* YOUR OBJECTIVE *
Count the lines in the records beneath this task that contain the string "Employers", then give the count by itself.

(Dataset rows for apps and sites)
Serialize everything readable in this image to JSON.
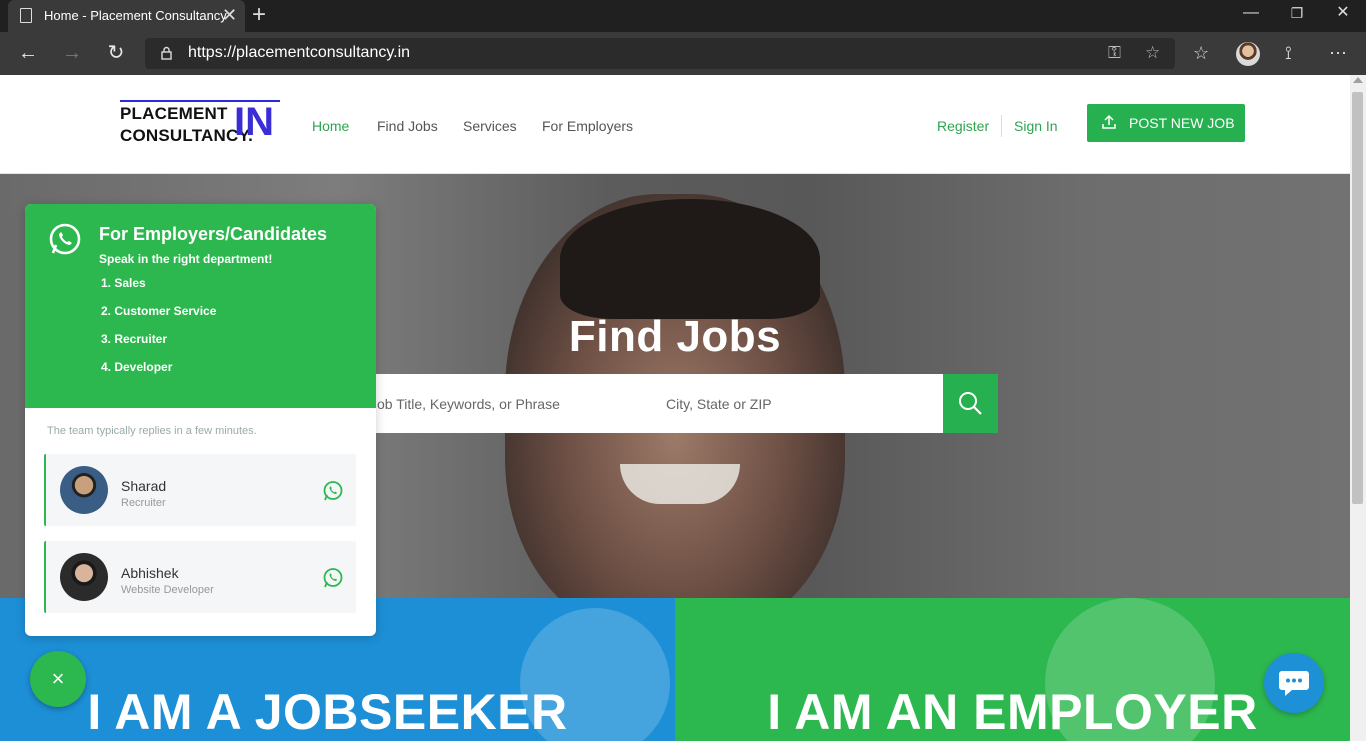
{
  "browser": {
    "tab_title": "Home - Placement Consultancy",
    "url": "https://placementconsultancy.in"
  },
  "site": {
    "logo_line1": "PLACEMENT",
    "logo_line2": "CONSULTANCY.",
    "logo_in": "IN",
    "nav": [
      "Home",
      "Find Jobs",
      "Services",
      "For Employers"
    ],
    "register": "Register",
    "signin": "Sign In",
    "post_job": "POST NEW JOB"
  },
  "hero": {
    "title": "Find Jobs",
    "keyword_placeholder": "Job Title, Keywords, or Phrase",
    "location_placeholder": "City, State or ZIP"
  },
  "banners": {
    "jobseeker": "I AM A JOBSEEKER",
    "employer": "I AM AN EMPLOYER"
  },
  "whatsapp": {
    "title": "For Employers/Candidates",
    "subtitle": "Speak in the right department!",
    "departments": [
      "1. Sales",
      "2. Customer Service",
      "3. Recruiter",
      "4. Developer"
    ],
    "reply_note": "The team typically replies in a few minutes.",
    "agents": [
      {
        "name": "Sharad",
        "role": "Recruiter"
      },
      {
        "name": "Abhishek",
        "role": "Website Developer"
      }
    ],
    "close": "×"
  },
  "colors": {
    "accent_green": "#26b050",
    "jobseeker_blue": "#1d8fd6",
    "logo_blue": "#3b2dd6"
  },
  "icons": [
    "document-icon",
    "close-icon",
    "plus-icon",
    "back-icon",
    "forward-icon",
    "refresh-icon",
    "lock-icon",
    "key-icon",
    "star-icon",
    "favorites-icon",
    "profile-icon",
    "read-aloud-icon",
    "more-icon",
    "upload-icon",
    "search-icon",
    "whatsapp-icon",
    "chat-icon"
  ]
}
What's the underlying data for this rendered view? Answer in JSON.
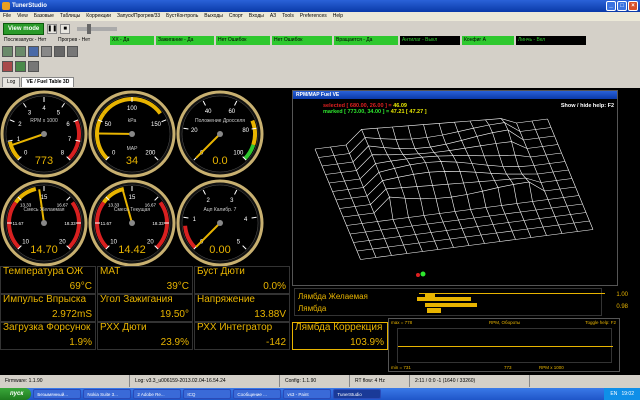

* YOUR RESPONSE *
2